Lupin III: The Castle of Cagliostro
An interesting and well respected movie. It's got lots of interesting elements, being perhaps the best Lupin film and marking the maturation of Hayao Miyazaki. But, most importantly, it's a lot of fun.
But first some general information for those unfamiliar with Lupin. This series actually derives from some french novels (and an animation) about a devious gentleman thief. This idea was `borrowed' for anime, albeit not with complete copyright approval, leading to some variation in western titles. Although the anime version is actually the descendant of the original Lupin and is a bit more wild, and physical in his manner. Yet he still has a good heart, and ends up helping people more often than not. Along with his trusted (cough) companions he travels the globe searching for legendary treasures to `borrow'.
The gang are good fun in their own right. There's the suit wearing, laid back Jigen who's a master with every firearm. He seems to be with Lupin as much for the excitement as the financials, and is probably the most loyal (and balanced) companion. Especially when you consider that Goemon, the neo-samurai master swordsman has promised to kill Lupin one day. While the femme-fatale, but also a talented thief in her own right, Fujiko often has strange idea's about the distribution of the spoils. Mind you, Lupins most faithful companion is probably inspector Zenigata of Interpol (or other police organization) who has devoted his life and talents to catching Lupin. Which Lupin seems to regard as an entertaining and friendly rivalry. This could be because Zenigata has a strong sense of justice, and can often be convinced to look aside when Lupin is obviously working for what is `right'.
Be warned though, Lupin material, while having the same source, has been produced by many hands and in many formats. As a result they're highly variable in style and quality.
In this movie we get to join Lupin as he pulls off another daring caper, stealing (literally) a car full of money. Most people would be disappointed when the money turns out to be worthless counterfeit. But, to lupin, that just sounds like a challenge. In time the quest leads them to the source, the tiny (but politically independant) kingdom of Cagliostro. A kingdom firmly under control of the rather evil Count of Cagliostro. Well, almostly firmly, it seems the princess of the previous ruling family (who all died rather tragically) is being bothersome about her upcoming marriage to the count. While her attempt to escape is unsuccessful she certainly attracts Lupin's attention. While he likes money the chance the get involved in such a classic story is simply too much for his cavalier nature to resist. Mind you, it seems Lupin has deeper reasons for becoming involved. Likewise the Count seems to have a hidden desire himself, and given the nature of the man it's unlikely to involve a long and happy marriage to the young princess.

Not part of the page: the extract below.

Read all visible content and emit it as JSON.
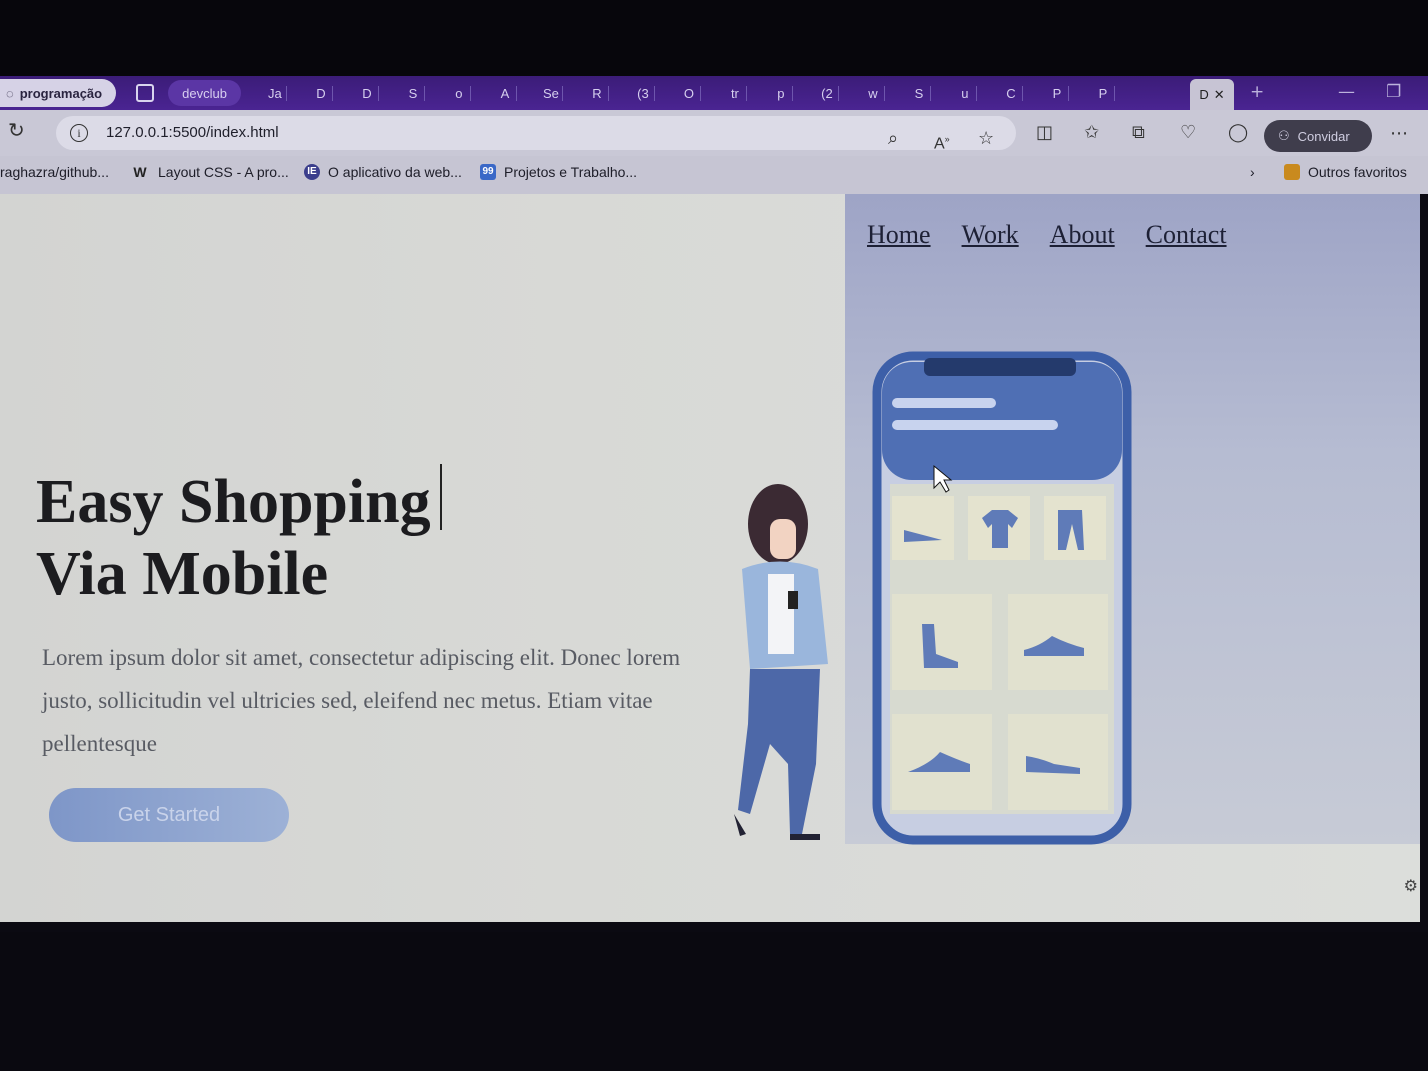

In other words the dial is firmly set on the `adventure' and action end of the dial. While Lupin might be up against the considerable might of the Count and his powerful forces he's got the moves, the gadgets and the allies to put up a sizable opposition to the count's dastardly plans. Although it could be said that the action is more `daredevil' and heroic level, which somewhat detracts from the pure believability. There's some very lucky co-incidences and superhuman moves, generally handled with good humor, required to keep Lupin alive. Mind you, once you adjust to this flavor of Lupin it all flows quite smoothly.

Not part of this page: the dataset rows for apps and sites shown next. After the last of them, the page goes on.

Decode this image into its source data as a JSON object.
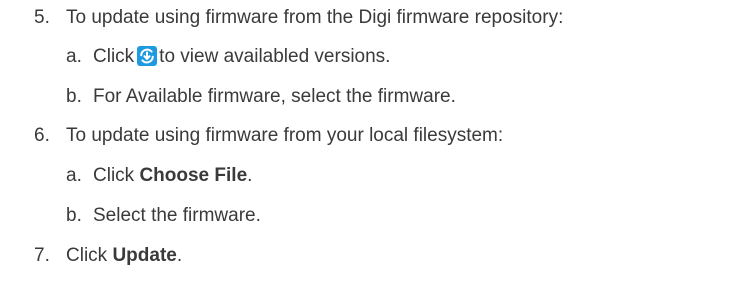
{
  "steps": [
    {
      "number": "5.",
      "text": "To update using firmware from the Digi firmware repository:",
      "substeps": [
        {
          "letter": "a.",
          "before": "Click",
          "icon": "refresh-download-icon",
          "after": "to view availabled versions."
        },
        {
          "letter": "b.",
          "text": "For Available firmware, select the firmware."
        }
      ]
    },
    {
      "number": "6.",
      "text": "To update using firmware from your local filesystem:",
      "substeps": [
        {
          "letter": "a.",
          "before": "Click",
          "bold": "Choose File",
          "after": "."
        },
        {
          "letter": "b.",
          "text": "Select the firmware."
        }
      ]
    },
    {
      "number": "7.",
      "before": "Click",
      "bold": "Update",
      "after": "."
    }
  ],
  "colors": {
    "text": "#3a3a3a",
    "icon_blue": "#1e9be0"
  }
}
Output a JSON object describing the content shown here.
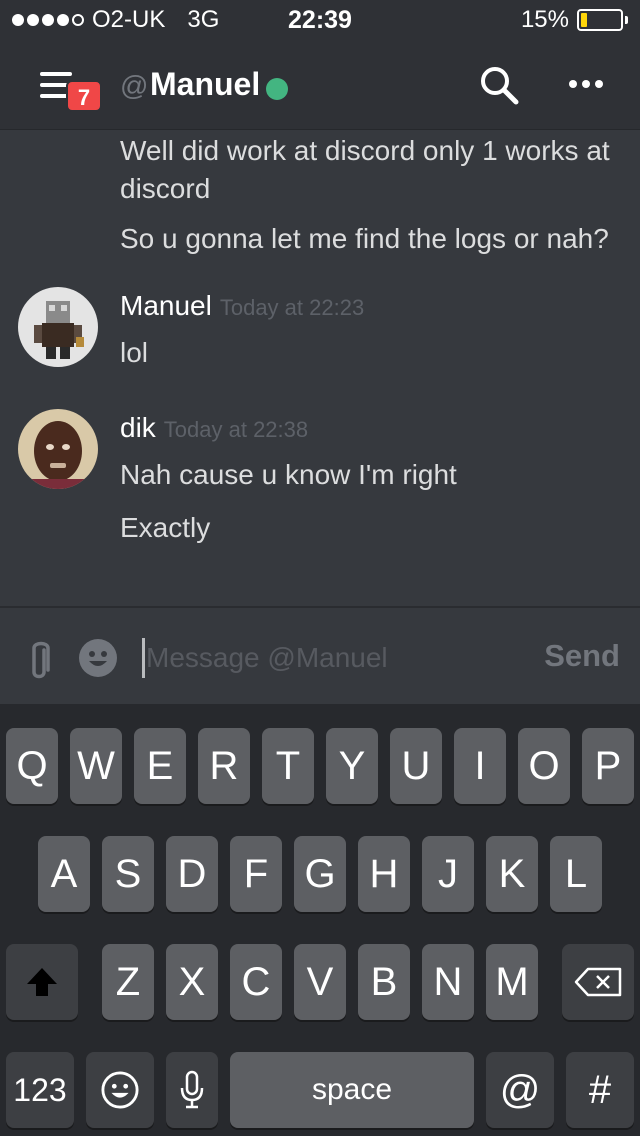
{
  "status_bar": {
    "carrier": "O2-UK",
    "network": "3G",
    "time": "22:39",
    "battery_percent": "15%",
    "battery_level": 0.15,
    "signal_bars": 4,
    "signal_max": 5
  },
  "header": {
    "menu_icon": "hamburger-icon",
    "unread_badge": "7",
    "at_symbol": "@",
    "channel_name": "Manuel",
    "online_color": "#43b581",
    "search_icon": "search-icon",
    "more_icon": "ellipsis-icon"
  },
  "messages": {
    "cont_1": "Well did work at discord only 1 works at discord",
    "cont_2": "So u gonna let me find the logs or nah?",
    "group_manuel": {
      "author": "Manuel",
      "timestamp": "Today at 22:23",
      "text_1": "lol"
    },
    "group_dik": {
      "author": "dik",
      "timestamp": "Today at 22:38",
      "text_1": "Nah cause u know I'm right",
      "text_2": "Exactly"
    }
  },
  "composer": {
    "placeholder": "Message @Manuel",
    "send_label": "Send",
    "attach_icon": "paperclip-icon",
    "emoji_icon": "emoji-icon"
  },
  "keyboard": {
    "row1": [
      "Q",
      "W",
      "E",
      "R",
      "T",
      "Y",
      "U",
      "I",
      "O",
      "P"
    ],
    "row2": [
      "A",
      "S",
      "D",
      "F",
      "G",
      "H",
      "J",
      "K",
      "L"
    ],
    "row3": [
      "Z",
      "X",
      "C",
      "V",
      "B",
      "N",
      "M"
    ],
    "numbers_label": "123",
    "space_label": "space",
    "at_label": "@",
    "hash_label": "#",
    "shift_icon": "shift-icon",
    "backspace_icon": "backspace-icon",
    "emoji_key_icon": "emoji-icon",
    "mic_icon": "microphone-icon"
  },
  "colors": {
    "background": "#36393e",
    "header": "#2f3136",
    "badge": "#f04747",
    "battery": "#ffd60a"
  }
}
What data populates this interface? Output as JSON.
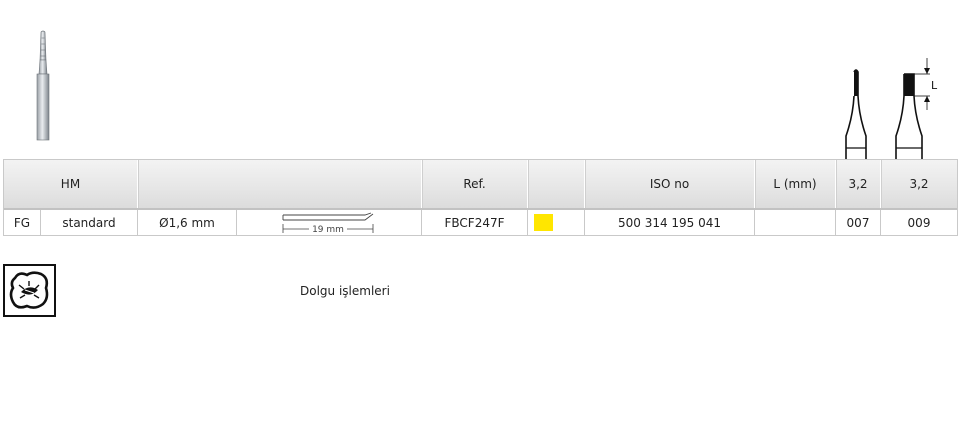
{
  "table": {
    "header": [
      "HM",
      "",
      "Ref.",
      "",
      "ISO no",
      "L (mm)",
      "3,2",
      "3,2"
    ],
    "row": {
      "shank": "FG",
      "length_type": "standard",
      "shank_diameter": "Ø1,6 mm",
      "drawing_length": "19 mm",
      "ref": "FBCF247F",
      "color_code": "#ffe600",
      "iso_no": "500 314 195 041",
      "l_mm": "",
      "size_a": "007",
      "size_b": "009"
    }
  },
  "diagram": {
    "dimension_label": "L"
  },
  "application": {
    "text": "Dolgu işlemleri",
    "icon": "cavity-filling-icon"
  }
}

This is not the end of it however. The reason this movie is so good is because of the masterful pacing of the story and the rich sense of character. The story twists and turns delightfully, giving us new insights into the plans of the count, and the basis for Lupins interest, as well as the plight of the princess. There is time for Lupin to try various plans, to win some, to lose some, and to eventually reach a satisfying conclusion. This gives a rich complexity to the experience. And through this are the wonderful characters. All of the characters, although especially Lupin, have a strong sense of individuality and some wonderful lines and interactions. Even for characters who get a low number of lines, such as Fujiko and Goemon, there is a feeling of great complexity. And then there's all sorts of nice hints and nuances, Lupin's `romantic' side, Zenigata's honorable side and the impressive strength of the young princess...all are brought out with an incredibly deft touch. This is a movie you can watch time and time again for the sheer elegance and complexity of character, story and event wonderfully intertwined into a satisfying whole.
Such a strong film can surpass average animation quality...not that it needs too. While actually quite an old film this was clearly done on a cinematic budget by people who paid as much attention to the quality of the animation as they did to the story. The backgrounds and environment are wonderful, richly inventive and lushly detailed. The sense of strong design, the feel of `place' and the introduction of elements before they become important all give clear indication of a carefully crafted movie. The characters, while perhaps a bit stylised, look good and move well, through complex and inventive action sequences that cannot help but entertain. It's cool, it's competent, and it's a lot of fun to watch. I saw the dub, which was actually quite acceptable. The production is by the much derided Carl Macek though, so translation accuracy cannot be assumed. Likewise the music, while energetic and quite enjoyable, may not have been the original.
I've only found one review for this title, but since it's from THEM it is certainly sufficient. Suprise, they loved it. There's now a second review from the Anime Review which recommends it, especially in the new DVD release, as a required element of every collectors library.